For many people eating well seems to be a time : value equation. I often hear statements like, “I just don’t have time to prepare healthy meals” or “I wish I had time to eat better.”
There are many tips and tricks for eating well during busy times. Planning ahead is helpful, batch cooking when you have time works nicely, and freezer meals are your new best friend when life gets a little bonkers. But there are also many whole foods that are either ready to go or cook up lickety split, which make it easier to eat well when you’re crunched for time. Here are five of my favourites.

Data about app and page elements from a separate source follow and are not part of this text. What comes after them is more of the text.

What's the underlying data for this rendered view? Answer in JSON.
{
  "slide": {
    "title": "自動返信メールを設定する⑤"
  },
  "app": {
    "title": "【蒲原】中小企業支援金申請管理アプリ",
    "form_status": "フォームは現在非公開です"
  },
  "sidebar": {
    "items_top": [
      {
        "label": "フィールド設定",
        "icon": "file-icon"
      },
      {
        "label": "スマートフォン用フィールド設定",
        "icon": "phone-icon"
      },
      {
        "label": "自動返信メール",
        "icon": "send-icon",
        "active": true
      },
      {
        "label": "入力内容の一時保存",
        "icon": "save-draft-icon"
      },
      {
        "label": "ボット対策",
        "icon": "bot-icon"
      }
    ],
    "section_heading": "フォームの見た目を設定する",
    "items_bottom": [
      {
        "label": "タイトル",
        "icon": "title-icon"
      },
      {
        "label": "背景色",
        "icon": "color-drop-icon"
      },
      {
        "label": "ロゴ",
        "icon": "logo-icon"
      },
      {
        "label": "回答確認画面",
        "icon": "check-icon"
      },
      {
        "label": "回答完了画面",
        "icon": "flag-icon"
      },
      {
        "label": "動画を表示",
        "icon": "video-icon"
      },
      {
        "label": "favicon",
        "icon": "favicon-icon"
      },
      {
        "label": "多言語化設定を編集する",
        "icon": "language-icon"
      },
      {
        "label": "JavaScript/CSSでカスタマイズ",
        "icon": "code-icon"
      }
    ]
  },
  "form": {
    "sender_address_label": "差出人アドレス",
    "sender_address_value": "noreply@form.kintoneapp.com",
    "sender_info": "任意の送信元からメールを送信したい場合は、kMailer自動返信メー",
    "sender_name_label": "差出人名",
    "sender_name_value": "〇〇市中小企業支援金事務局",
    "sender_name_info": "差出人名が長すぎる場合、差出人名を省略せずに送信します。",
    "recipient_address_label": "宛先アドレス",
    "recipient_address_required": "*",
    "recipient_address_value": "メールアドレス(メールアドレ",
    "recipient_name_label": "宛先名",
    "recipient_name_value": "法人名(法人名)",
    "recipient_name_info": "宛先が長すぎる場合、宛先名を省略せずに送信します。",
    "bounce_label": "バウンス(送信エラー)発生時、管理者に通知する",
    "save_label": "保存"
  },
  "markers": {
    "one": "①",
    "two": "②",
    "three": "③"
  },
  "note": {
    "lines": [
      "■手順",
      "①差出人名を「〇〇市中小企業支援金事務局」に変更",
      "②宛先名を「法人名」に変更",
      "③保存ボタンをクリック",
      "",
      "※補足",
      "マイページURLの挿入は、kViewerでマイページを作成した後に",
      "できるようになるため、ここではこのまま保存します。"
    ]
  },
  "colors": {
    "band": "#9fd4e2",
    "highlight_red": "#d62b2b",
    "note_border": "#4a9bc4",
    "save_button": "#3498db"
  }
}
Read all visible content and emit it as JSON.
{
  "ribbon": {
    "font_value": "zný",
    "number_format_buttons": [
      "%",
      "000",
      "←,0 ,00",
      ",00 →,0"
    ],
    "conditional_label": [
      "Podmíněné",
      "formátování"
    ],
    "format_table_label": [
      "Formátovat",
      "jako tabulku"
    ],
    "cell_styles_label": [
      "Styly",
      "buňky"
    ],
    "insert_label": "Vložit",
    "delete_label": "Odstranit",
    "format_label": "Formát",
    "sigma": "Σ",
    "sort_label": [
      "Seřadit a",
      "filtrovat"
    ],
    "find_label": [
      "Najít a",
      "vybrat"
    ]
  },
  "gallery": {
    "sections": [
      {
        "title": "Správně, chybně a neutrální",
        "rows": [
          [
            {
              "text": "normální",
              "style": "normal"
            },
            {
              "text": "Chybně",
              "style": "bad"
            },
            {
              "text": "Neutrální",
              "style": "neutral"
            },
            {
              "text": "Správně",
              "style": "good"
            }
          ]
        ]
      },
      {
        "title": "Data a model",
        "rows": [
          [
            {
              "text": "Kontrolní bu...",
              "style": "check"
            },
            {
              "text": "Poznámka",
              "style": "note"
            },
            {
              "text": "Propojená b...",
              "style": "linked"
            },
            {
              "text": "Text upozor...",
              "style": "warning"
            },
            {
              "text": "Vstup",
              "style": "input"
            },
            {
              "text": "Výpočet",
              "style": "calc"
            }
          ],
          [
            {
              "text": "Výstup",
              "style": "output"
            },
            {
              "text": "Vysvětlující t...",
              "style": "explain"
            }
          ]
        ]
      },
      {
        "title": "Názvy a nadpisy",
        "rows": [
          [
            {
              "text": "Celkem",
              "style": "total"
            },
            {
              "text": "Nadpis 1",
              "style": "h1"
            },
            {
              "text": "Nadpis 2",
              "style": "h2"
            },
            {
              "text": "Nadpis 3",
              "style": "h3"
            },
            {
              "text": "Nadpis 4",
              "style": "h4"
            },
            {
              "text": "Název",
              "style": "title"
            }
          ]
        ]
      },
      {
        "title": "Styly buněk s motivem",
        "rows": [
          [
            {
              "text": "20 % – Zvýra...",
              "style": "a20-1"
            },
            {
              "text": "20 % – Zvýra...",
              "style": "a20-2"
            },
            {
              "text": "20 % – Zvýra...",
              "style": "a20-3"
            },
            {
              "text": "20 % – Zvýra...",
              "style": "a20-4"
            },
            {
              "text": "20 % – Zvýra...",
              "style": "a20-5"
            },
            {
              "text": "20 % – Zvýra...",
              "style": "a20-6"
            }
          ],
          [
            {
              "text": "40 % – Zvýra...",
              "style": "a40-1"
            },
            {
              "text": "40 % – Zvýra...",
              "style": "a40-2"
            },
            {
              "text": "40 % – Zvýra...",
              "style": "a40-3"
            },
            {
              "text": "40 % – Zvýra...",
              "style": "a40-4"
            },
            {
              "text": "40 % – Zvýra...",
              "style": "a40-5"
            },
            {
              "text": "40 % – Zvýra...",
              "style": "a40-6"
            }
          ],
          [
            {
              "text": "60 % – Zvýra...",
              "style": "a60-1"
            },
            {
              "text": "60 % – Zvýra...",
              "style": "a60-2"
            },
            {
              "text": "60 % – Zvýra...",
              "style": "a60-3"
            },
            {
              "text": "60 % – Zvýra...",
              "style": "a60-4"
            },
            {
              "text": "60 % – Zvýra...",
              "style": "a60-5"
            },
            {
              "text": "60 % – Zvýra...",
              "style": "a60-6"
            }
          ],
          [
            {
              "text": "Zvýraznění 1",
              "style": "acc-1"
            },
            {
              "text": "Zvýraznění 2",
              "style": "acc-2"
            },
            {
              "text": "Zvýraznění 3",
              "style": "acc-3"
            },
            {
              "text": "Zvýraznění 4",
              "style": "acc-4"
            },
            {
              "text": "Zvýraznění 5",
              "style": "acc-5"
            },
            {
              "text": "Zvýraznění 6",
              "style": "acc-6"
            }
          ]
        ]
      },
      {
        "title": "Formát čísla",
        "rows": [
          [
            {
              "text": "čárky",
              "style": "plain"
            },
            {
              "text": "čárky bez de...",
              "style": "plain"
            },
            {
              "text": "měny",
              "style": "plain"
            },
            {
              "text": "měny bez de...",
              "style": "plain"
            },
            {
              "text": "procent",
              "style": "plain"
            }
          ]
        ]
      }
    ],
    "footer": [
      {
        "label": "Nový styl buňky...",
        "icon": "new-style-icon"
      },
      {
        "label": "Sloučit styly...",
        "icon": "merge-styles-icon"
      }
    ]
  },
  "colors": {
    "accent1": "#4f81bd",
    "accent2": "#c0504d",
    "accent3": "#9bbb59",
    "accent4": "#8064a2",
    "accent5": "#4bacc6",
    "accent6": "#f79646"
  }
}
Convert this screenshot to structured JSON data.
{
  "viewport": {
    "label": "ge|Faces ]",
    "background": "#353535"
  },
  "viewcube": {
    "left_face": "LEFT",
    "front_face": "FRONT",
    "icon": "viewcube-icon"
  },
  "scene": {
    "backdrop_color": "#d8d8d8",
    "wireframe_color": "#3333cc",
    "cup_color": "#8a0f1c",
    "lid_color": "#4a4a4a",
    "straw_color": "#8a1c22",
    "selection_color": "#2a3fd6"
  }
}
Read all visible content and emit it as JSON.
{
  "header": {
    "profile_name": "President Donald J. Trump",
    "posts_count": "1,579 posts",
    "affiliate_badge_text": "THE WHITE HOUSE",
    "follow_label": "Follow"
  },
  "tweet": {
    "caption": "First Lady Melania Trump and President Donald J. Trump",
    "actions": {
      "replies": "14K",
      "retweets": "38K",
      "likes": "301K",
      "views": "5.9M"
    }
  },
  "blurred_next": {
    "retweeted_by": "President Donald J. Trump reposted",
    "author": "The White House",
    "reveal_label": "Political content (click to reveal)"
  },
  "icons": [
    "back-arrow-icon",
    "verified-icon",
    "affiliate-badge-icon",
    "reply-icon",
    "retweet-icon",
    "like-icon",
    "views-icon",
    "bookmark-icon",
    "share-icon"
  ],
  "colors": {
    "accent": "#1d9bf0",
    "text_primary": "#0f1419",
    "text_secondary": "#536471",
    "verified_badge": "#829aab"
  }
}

If you’ve got a head of broccoli on hand you can have a healthy meal on your plate in under 10 minutes. My favourite way to eat it is lightly steamed – just enough to take the raw edge off but not so much that it goes mushy. Chop it into florets, give ‘em a quick steam, drizzle with olive oil, and sprinkle a bit of nutritional yeast (you won’t regret it). Toss a little protein along side (steam a handful of soybeans with the broccoli, scramble an egg, chop up some tofu, or add a scoop of cottage cheese) and you’re done like dinner!
Broccoli is good for you! It is a great source of vitamin C, dietary fiber, and high broccoli consumption is thought to be beneficial in the prevention of heart disease and some cancers.
Oscar Wilde once said “an egg is always an adventure.” Wise words indeed. If you've got eggs in the fridge, you’ve always got nourishment in a matter of minutes. If you’re batch cooking, you can hardboil a bunch of eggs to keep in the fridge during the week for grab and go meals, quick and easy snacks, or to form the base of a quick dinner. Scrambled eggs take only a couple of minutes, or you can get fancy with an omelet or frittata for just a couple minutes more. If you’ve got just a handful of greens on hand you can pull together a quick salad and top with a poached or soft-cooked egg for a healthy meal.
Eggs are an amazing source of high quality protein, vitamin B12, choline (important for your brain), carbohydrates, and healthy fats. Eggs are also very satiating, which make them a good choice for a quick meal.
The beautiful thing about quinoa is how quickly it cooks up! Unlike many whole grains like brown rice or farro, it only takes about 15 minutes to cook up a batch of quinoa. The super-seed can be used in many of the same applications as rice and offers a mega dose of nutrition. Use it in a stirfry, topped with steamed veggies, or even make a quick and easy gluten-free porridge.
Quinoa not only has a very high protein content (about 18%), but this super seed also contains the full set of essential amino acids, making it a complete protein. It’s a great source of dietary fiber, phosphorous, and is high in magnesium and iron.
It’s good to remember that often whole foods come in a package. Bagged salad greens are an excellent time saver. Confession time? I always wash my pre-washed bagged greens. This is partially because I’m a crazy person and partially because I just know way too much about food-born illnesses. It’s up to you whether you want to wash them or not, but I do encourage you to give them a quick rinse and spin as there have been cases of salmonella from bagged spinach. When I used to buy bunches of spinach it would take 3-5 washes to get all of the dirt off, but all bagged greens need is a quick rinse. Even with that quick extra wash (which I do all at once, once a week) having clean greens on hand means you are 50% of the way towards a salad at the very least.
Spinach is an excellent source vitamin K, magnesium, manganese, and calcium (good for your bones), folate, potassium, and vitamin B6 (good for your heart), iron, vitamin B2, vitamin A, vitamin C, and vitamin E. And, spinach is a great source of dietary fiber.
Small tomatoes are a busy lady’s best friend. Ok, maybe not, but I do love how easy they are. They’re easy to wash (just rinse the entire pint at once!), they make awesome snacks, and you don’t have to spend any time chopping them up. I very often throw a handful of cherry tomatoes into my lunch box, toss ‘em in salads, or in with pasta.
Tomato toe-mah-toe. However you like to say it, tomatoes are known for their antioxidant content, notably lycopene – good for your prostates, fellas! Other antioxidants include vitamin C, and beta carotene. Tomatoes are also an excellent source of vitamin K, copper, potassium, manganese, dietary fiber, vitamin A, vitamin B6, folate, niacin, vitamin E, and phosphorus.